_Exercise description_. Read the records below. Copy each line where the string "JSON" occurs.

_Data supplied_.
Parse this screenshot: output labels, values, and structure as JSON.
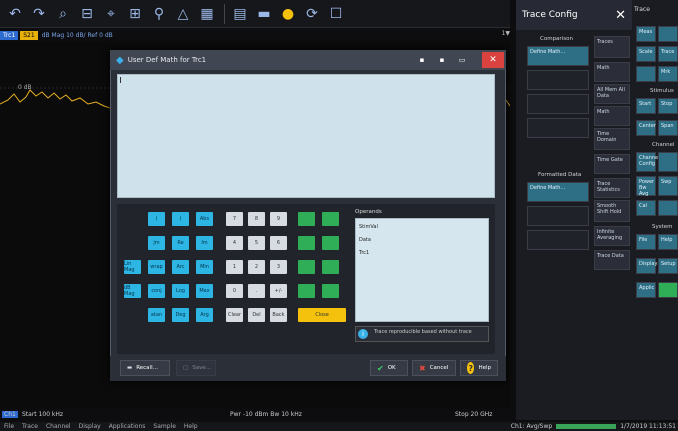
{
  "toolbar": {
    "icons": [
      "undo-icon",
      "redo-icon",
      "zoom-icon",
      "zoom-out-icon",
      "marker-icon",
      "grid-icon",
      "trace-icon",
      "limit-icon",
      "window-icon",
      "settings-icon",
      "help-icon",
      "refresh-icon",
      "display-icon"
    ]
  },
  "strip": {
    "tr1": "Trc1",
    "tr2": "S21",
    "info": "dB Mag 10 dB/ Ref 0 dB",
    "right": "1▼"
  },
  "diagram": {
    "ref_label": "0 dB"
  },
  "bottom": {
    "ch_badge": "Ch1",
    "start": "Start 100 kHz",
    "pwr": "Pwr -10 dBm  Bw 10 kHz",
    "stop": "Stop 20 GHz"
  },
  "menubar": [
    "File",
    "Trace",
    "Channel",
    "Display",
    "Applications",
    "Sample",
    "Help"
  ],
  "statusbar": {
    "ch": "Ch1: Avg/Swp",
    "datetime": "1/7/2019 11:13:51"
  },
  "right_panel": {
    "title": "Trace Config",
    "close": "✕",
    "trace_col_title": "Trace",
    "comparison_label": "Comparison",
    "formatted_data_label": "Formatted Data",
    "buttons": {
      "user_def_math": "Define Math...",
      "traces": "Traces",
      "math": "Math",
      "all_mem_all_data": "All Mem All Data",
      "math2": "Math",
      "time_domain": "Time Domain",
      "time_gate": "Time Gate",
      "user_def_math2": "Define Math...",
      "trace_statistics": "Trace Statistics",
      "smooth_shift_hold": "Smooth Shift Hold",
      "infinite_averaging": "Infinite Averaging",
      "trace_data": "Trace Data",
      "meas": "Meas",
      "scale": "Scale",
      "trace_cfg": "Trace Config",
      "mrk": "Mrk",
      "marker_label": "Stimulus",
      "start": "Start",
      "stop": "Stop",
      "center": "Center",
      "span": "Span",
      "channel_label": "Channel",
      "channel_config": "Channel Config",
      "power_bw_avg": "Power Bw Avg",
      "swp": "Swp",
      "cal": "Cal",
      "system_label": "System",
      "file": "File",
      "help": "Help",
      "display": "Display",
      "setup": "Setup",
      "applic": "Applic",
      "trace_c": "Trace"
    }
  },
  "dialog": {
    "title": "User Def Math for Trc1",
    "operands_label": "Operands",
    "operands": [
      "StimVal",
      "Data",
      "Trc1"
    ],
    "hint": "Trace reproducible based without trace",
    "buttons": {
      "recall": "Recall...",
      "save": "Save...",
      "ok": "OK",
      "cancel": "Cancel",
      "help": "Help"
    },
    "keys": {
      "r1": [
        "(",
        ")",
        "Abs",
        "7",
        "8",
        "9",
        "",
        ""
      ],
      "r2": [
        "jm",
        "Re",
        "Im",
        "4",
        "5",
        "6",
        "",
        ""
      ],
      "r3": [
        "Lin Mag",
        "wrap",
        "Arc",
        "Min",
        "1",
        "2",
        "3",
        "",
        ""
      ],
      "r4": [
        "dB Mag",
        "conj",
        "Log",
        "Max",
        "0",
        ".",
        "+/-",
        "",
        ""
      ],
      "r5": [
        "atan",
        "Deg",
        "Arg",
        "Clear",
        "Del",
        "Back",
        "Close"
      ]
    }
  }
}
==
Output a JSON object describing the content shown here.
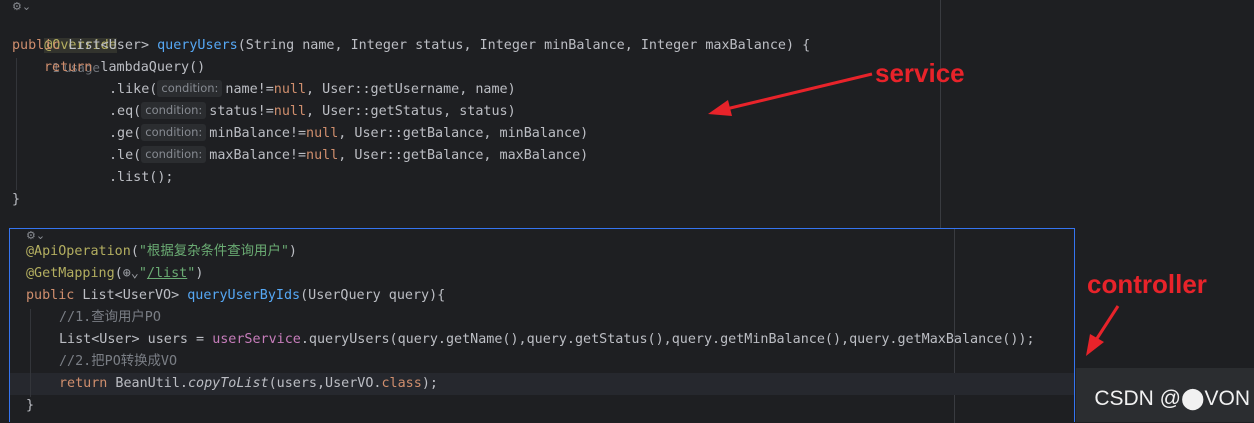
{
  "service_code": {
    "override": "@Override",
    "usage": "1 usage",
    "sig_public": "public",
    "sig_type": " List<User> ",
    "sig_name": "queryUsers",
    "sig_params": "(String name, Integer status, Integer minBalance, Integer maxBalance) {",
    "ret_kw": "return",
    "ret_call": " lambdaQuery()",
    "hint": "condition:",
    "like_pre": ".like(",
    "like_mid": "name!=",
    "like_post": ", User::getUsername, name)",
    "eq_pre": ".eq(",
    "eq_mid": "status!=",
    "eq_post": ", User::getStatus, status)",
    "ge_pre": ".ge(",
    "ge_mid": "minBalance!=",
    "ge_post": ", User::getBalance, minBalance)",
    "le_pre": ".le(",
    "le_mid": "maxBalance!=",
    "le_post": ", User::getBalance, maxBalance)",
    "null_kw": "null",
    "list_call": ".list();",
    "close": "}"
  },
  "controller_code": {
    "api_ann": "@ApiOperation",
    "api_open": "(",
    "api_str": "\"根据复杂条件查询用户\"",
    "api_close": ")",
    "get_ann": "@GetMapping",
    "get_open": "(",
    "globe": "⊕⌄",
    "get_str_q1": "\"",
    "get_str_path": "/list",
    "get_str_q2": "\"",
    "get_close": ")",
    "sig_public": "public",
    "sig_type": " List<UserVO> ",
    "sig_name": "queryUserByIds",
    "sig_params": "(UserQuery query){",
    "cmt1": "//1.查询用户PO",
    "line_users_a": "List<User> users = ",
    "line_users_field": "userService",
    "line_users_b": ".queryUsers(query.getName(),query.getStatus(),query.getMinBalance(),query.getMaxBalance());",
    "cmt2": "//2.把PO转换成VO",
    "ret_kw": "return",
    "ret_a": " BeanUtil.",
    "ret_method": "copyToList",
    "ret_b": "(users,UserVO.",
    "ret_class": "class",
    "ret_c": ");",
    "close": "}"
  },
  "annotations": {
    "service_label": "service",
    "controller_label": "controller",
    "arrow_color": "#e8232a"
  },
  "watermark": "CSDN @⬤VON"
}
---
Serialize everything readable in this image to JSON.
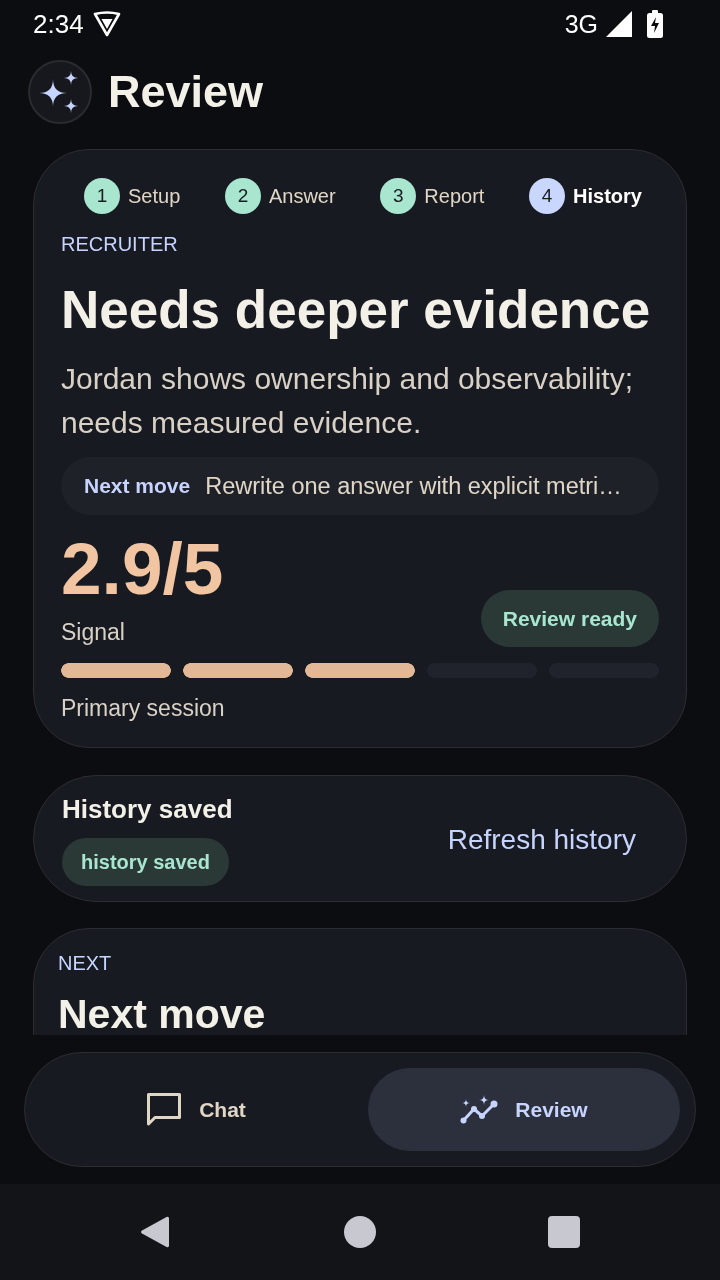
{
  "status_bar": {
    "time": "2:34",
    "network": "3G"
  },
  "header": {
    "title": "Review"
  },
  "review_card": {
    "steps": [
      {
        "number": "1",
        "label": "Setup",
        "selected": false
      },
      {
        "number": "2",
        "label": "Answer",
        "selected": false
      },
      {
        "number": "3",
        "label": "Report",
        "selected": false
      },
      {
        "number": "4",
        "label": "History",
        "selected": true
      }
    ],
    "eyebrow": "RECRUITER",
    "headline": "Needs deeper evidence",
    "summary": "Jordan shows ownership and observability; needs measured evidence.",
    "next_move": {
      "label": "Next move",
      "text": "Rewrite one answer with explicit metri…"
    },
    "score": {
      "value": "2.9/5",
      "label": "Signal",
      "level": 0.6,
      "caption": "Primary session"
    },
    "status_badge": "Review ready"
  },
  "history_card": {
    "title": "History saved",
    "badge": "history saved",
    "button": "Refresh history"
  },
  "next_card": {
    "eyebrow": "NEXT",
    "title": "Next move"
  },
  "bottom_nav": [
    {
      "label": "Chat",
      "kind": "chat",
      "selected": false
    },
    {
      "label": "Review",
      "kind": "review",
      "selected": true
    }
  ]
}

_Solution for this exercise_.
Parse this screenshot: output labels, values, and structure as JSON.
Output a JSON object describing the content shown here.
Serialize everything readable in this image to JSON.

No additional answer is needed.